--- EXERCISE DATA ---

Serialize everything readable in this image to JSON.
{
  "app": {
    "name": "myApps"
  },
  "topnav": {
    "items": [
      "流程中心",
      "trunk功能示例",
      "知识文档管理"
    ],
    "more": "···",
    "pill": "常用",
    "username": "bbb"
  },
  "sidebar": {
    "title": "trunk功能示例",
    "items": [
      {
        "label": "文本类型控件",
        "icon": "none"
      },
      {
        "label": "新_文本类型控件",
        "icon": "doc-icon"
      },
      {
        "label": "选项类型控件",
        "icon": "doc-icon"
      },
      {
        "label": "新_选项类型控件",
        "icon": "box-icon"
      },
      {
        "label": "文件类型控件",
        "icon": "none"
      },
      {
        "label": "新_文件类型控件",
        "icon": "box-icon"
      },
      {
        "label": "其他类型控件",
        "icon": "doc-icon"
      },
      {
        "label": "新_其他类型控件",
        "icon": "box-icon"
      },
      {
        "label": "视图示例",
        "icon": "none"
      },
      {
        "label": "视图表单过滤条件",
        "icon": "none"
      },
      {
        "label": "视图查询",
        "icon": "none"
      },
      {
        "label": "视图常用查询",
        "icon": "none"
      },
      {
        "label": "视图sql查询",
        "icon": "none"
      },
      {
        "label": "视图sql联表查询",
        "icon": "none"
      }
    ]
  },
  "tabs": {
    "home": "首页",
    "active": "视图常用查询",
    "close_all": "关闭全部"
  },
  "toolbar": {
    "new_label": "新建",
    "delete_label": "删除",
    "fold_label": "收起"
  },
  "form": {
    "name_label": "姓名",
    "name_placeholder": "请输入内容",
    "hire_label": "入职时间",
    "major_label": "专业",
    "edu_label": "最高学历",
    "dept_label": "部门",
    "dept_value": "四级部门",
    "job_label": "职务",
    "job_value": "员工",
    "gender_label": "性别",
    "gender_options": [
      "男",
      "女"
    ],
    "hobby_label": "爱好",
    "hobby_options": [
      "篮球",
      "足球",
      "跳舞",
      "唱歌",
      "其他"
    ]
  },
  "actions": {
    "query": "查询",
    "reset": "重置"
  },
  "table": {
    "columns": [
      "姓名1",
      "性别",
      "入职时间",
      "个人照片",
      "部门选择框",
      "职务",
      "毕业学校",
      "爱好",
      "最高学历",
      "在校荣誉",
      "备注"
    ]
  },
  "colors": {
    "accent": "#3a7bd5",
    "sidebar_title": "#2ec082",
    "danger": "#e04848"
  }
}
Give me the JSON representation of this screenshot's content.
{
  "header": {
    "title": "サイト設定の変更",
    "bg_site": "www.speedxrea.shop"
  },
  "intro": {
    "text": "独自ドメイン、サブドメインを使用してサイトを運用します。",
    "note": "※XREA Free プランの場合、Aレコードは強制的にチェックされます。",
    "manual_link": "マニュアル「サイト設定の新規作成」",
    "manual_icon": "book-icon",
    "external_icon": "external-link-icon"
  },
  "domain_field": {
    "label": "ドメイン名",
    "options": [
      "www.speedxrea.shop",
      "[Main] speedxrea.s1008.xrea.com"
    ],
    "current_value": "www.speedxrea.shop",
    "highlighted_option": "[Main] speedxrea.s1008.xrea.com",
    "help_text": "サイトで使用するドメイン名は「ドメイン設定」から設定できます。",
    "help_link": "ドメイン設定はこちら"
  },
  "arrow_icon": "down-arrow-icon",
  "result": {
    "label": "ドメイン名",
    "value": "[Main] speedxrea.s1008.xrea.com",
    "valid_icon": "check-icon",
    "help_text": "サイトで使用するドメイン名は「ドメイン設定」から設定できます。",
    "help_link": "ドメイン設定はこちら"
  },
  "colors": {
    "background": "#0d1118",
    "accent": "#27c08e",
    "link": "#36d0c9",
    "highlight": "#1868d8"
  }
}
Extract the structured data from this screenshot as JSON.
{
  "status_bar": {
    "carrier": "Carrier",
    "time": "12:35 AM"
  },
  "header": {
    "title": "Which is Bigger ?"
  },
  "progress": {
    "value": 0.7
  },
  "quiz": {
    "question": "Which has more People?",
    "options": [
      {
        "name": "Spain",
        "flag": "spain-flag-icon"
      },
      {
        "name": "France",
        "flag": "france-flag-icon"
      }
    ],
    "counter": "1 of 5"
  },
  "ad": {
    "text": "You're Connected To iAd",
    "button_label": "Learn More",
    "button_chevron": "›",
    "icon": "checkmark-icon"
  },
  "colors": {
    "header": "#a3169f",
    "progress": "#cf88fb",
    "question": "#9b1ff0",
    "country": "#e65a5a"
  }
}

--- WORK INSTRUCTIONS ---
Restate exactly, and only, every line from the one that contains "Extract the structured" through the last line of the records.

--- RESPONSE AREA ---
Extract the structured data from this screenshot as JSON.
{
  "status_bar": {
    "carrier": "Carrier",
    "time": "12:35 AM"
  },
  "header": {
    "title": "Which is Bigger ?"
  },
  "progress": {
    "value": 0.7
  },
  "quiz": {
    "question": "Which has more People?",
    "options": [
      {
        "name": "Spain",
        "flag": "spain-flag-icon"
      },
      {
        "name": "France",
        "flag": "france-flag-icon"
      }
    ],
    "counter": "1 of 5"
  },
  "ad": {
    "text": "You're Connected To iAd",
    "button_label": "Learn More",
    "button_chevron": "›",
    "icon": "checkmark-icon"
  },
  "colors": {
    "header": "#a3169f",
    "progress": "#cf88fb",
    "question": "#9b1ff0",
    "country": "#e65a5a"
  }
}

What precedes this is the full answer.